We offer three steps to build mindful self-compassion that can be a practice of healing and resistance for BIPOC. These steps have been adapted from the three elements of self compassion by psychologists and researchers Kristen Neff and Christoper Germer.

Mindfulness: Name it to tame it; feel it to heal it

Take a moment to just breathe. Acknowledge your experience and emotions in the moment. Are you feeling hurt? Humiliated? Angry? Name the emotion you are experiencing. Our natural habit is usually to resist or to fight feeling vulnerable and other challenging emotions, especially when others are also minimizing our experience.

When we acknowledge what we are feeling we honor our experience and regain control of our emotions. We can analyze and problem solve after we have cared for the wound.

Shared humanity: you are not alone

Remember you are not alone and allow yourself to feel what you feel.

For those experiencing social injustice, Black, Indigenous, People of Color — other BIPOC folks share your experience. Your ancestors, family and friends understand. You stand with others in your struggle.

Kindness and compassion

Treat yourself like a good friend would. We are often hard on ourselves, especially during stressful situations. We can reduce the impact of racism by caring for ourselves: ask yourself what is needed right now.

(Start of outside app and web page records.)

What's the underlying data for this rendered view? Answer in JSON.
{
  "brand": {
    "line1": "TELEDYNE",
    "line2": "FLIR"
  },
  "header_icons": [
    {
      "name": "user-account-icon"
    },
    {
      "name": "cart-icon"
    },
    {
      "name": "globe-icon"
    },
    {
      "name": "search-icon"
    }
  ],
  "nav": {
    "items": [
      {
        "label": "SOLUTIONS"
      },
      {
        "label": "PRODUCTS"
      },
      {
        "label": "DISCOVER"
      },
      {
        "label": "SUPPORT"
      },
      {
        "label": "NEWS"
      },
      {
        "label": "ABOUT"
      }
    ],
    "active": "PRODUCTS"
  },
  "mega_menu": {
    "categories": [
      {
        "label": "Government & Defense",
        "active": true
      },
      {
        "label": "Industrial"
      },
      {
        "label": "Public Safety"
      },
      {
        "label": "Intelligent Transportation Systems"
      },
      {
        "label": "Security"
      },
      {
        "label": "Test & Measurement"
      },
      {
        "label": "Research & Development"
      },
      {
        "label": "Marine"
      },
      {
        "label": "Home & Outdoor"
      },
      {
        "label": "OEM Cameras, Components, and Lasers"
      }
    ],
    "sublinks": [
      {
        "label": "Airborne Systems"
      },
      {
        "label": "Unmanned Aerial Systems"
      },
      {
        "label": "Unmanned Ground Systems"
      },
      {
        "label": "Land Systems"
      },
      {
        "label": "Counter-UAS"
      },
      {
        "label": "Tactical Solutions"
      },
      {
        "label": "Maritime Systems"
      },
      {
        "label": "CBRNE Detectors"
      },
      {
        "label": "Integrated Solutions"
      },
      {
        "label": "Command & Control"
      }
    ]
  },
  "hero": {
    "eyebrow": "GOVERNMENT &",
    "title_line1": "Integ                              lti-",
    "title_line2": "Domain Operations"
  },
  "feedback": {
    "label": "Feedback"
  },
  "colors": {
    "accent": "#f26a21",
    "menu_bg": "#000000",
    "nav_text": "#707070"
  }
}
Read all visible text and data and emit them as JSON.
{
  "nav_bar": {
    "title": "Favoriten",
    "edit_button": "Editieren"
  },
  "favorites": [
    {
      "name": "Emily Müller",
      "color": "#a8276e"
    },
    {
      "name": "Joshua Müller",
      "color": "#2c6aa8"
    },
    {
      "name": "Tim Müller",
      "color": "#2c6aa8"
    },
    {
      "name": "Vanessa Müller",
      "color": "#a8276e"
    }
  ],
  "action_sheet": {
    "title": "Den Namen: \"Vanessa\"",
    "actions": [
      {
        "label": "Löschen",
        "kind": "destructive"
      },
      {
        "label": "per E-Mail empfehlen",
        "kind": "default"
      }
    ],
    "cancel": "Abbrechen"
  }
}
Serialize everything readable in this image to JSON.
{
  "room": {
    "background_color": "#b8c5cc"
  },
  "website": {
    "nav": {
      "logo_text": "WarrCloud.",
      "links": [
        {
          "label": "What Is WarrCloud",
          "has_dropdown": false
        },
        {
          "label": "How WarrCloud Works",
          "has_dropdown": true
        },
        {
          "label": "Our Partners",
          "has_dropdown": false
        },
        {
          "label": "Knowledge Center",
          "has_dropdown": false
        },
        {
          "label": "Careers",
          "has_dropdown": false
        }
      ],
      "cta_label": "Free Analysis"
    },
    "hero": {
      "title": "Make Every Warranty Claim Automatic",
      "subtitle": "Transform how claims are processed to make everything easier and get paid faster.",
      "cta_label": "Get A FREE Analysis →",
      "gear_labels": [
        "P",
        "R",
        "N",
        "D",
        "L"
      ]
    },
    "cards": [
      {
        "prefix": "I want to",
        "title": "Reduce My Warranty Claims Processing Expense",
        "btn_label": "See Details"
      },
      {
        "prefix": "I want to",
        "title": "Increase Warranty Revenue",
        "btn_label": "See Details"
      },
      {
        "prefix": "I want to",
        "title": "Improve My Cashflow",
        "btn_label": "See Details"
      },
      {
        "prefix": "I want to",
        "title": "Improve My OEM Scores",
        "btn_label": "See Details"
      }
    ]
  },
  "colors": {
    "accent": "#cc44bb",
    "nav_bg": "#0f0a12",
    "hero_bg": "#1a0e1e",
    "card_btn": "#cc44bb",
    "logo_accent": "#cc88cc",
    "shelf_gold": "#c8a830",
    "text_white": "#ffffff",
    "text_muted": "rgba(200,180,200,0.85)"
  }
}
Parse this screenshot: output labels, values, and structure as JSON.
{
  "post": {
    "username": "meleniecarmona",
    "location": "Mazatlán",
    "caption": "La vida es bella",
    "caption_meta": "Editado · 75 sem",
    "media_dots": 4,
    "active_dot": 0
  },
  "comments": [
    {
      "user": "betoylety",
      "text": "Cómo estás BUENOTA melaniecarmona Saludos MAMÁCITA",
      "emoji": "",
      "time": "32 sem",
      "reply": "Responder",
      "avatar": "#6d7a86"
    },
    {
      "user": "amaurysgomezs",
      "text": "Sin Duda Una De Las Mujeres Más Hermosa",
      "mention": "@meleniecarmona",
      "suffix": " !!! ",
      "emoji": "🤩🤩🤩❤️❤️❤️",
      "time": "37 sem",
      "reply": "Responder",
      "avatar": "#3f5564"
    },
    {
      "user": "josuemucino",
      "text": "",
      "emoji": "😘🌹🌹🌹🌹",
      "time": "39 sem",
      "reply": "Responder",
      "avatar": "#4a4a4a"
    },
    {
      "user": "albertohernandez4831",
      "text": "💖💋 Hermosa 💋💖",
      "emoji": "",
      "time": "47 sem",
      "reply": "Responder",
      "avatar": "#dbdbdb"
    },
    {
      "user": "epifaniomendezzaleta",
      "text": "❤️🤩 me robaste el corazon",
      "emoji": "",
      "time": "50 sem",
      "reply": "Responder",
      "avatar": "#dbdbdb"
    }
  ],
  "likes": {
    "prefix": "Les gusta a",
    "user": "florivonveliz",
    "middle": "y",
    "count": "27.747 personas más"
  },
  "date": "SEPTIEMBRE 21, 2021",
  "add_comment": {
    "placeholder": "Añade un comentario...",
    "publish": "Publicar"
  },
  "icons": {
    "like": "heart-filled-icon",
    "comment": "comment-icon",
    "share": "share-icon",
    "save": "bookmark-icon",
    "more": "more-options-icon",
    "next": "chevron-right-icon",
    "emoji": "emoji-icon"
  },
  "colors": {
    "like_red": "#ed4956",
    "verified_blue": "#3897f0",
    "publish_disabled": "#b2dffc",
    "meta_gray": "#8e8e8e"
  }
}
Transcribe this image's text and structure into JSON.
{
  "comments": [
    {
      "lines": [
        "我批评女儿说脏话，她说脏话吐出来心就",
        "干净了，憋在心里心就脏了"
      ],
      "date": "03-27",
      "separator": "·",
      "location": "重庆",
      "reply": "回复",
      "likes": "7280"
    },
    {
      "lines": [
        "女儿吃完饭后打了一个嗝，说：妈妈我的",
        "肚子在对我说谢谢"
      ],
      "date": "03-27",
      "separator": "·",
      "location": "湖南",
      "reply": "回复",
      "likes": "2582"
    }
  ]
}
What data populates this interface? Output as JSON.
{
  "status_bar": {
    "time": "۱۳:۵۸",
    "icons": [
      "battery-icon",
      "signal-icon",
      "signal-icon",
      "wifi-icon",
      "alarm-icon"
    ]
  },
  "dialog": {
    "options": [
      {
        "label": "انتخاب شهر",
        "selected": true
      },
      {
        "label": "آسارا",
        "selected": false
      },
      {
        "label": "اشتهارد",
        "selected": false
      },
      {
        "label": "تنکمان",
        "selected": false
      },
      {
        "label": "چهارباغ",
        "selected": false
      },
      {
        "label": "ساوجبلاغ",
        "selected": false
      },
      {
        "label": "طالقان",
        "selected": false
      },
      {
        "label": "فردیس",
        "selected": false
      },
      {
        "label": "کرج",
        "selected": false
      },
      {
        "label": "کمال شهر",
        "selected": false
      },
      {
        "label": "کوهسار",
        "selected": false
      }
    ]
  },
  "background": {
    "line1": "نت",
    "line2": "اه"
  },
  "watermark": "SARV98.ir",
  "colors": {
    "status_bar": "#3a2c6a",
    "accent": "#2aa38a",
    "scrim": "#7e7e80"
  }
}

Offer yourself words of support and encouragement. Bring a warm touch to the parts of your body that hurt. Take a walk, call up a friend. When you are calmer, you can reflect or talk with a trusted person on how you would like to respond, weighing the consequences of different options. Seek the resources you need.

Resources for healing and resistance

U of U Health Resiliency Center provides a host of general well-being resources, tailored individual and group services, as well as facilitates crisis response services.

  • U of U BIPOC Check-in & Support via Zoom
    In response to the disproportionate impact of COVID-19 and racism, this is a space for BIPOC people at the U to check in, connect and, support one another.Thursdays, weekly, 12–1pm
    Join Zoom Meeting


Jean Whitlock and Trinh Mai, “3 Steps to Healing and Resistance in the Face of Racism”, Accelerate University of Utah Health curriculum, Aug. 27, 2020. Available at: